AB - Wave-induced, steep vortex ripples are ubiquitous features in shallow coastal seas and it is therefore important to fully understand and model the sediment transport processes that occur over them. To this end, two two-dimensional vertical (2DV) models have been critically tested against detailed velocity and sediment concentration measurements above mobile ripples in regular asymmetric oscillatory flow. The two models are a k-omega turbulence-closure model and a discrete-vortex. particle-tracking (DVPT) model, while the data are obtained in the Aberdeen oscillatory flow tunnel (AOFT). The models and the data demonstrate that the time-dependent velocity and suspended sediment concentration above the ripple are dominated by the generation of lee-side vortices and their subsequent ejection at flow reversal.

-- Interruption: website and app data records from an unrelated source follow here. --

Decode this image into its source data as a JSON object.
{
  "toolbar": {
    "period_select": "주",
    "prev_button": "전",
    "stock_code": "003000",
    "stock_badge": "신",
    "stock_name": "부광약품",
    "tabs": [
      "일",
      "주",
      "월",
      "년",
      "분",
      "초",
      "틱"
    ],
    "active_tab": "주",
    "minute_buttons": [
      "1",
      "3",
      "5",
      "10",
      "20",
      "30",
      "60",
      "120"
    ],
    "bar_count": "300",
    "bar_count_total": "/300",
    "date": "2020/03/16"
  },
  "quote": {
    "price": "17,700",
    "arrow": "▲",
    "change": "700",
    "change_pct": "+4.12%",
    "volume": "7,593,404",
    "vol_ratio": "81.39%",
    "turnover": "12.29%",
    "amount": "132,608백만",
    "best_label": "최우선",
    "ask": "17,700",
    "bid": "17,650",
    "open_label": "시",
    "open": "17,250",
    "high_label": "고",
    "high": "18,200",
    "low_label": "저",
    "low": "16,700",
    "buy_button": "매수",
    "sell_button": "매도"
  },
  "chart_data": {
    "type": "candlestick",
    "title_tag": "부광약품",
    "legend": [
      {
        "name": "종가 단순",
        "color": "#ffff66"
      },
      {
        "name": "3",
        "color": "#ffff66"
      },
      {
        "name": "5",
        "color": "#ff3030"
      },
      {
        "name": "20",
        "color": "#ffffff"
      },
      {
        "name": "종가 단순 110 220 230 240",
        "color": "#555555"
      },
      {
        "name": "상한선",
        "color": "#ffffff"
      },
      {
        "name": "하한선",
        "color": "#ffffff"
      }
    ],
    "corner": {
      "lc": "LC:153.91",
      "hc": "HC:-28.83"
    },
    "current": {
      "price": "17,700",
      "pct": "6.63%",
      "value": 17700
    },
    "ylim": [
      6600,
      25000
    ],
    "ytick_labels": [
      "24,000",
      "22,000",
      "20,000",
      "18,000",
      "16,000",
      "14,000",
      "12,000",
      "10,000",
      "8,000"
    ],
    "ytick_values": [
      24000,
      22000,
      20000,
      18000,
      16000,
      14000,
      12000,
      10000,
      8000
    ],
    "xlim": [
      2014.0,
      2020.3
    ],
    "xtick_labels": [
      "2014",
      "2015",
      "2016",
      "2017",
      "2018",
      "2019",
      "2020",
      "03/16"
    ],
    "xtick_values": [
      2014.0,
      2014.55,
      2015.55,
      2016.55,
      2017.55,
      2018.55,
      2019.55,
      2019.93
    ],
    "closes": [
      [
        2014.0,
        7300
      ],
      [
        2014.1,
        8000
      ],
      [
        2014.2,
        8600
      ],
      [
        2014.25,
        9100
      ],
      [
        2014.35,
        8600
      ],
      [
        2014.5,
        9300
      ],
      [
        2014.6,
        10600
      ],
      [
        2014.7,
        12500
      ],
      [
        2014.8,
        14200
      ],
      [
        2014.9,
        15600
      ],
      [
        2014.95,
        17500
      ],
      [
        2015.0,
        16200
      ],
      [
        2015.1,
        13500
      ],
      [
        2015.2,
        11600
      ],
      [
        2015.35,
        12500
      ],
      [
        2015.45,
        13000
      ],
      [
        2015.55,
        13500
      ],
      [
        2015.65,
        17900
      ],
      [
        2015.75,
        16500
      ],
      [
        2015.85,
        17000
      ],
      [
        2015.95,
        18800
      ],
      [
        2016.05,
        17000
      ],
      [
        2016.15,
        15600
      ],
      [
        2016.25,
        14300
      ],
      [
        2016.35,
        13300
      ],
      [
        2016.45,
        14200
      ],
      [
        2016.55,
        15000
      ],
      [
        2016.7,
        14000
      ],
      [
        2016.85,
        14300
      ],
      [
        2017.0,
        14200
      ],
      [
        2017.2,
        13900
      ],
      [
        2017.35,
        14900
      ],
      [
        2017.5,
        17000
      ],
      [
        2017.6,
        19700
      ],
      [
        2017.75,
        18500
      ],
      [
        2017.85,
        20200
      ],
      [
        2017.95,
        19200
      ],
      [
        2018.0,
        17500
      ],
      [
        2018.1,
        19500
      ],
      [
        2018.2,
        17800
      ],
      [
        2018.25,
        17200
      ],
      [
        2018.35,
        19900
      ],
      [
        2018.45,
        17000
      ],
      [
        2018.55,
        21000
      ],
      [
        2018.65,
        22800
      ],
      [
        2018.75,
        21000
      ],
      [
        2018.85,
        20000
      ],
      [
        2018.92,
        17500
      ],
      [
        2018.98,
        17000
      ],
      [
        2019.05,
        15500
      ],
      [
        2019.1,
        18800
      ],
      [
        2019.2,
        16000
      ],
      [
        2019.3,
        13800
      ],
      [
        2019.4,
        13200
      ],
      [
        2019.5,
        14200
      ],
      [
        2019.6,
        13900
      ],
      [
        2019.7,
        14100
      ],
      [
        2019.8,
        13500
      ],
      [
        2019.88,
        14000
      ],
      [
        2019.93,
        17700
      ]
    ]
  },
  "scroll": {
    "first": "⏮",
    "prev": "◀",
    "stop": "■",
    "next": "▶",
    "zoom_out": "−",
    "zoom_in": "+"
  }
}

The DVPT model predicts the positions and strengths of the vortices reasonably well, but tends to overpredict the velocity close to the ripple surface. The k-omega model, on the other hand, underpredicts the height to which the vortices are lifted, but is better able to predict the velocity close to the bed. In terms of the cycle- and ripple-averaged horizontal velocity, both models are able to reproduce the observed offshore flow close to and below the ripple crest and the DVPT model is able to produce the onshore flow higher up. In the vicinity of the vortices, the DVPT model better represents the concentration (because of its better prediction of vorticity). The k-omega model, on the other hand, better represents the concentration close to the ripple surface and higher up in the flow (because of the better representation of the near-bed flow and background turbulence). The measured and predicted cycle- and ripple-averaged suspended sediment concentrations are in reasonable agreement and demonstrate the expected region of exponential decay. The models are able to reproduce the observed offshore cycle- and ripple-averaged suspended sediment flux from the ripple troughs upwards, and as a result, produce net offshore suspended sediment transport rates that are in reasonable agreement. The net measured offshore suspended transport rate, based on the integration of fluxes, was found to be consistent with the total net offshore transport measured in the tunnel as a whole once the onshore transport resulting from ripple migration was taken into account, as would be expected. This demonstrates the importance of models being able to predict ripple-migration rates. However, at present neither of the models is able to do so. (c) 2008 Elsevier Ltd. All rights reserved.

KW - experimental data

KW - mathematical models

KW - oscillatory flow

KW - sand ripples

KW - sediment transport

KW - suspended-sediment

KW - irregular waves

KW - turbulent-flow

KW - boundary-layer

KW - sheet-flow

KW - bed

KW - migration

KW - entrainment

KW - evolution

KW - vortices

U2 - 10.1016/j.csr.2008.02.007

DO - 10.1016/j.csr.2008.02.007

M3 - Article

VL - 28

SP - 1040

EP - 1056

JO - Continental Shelf Research

JF - Continental Shelf Research

SN - 0278-4343

IS - 8

ER -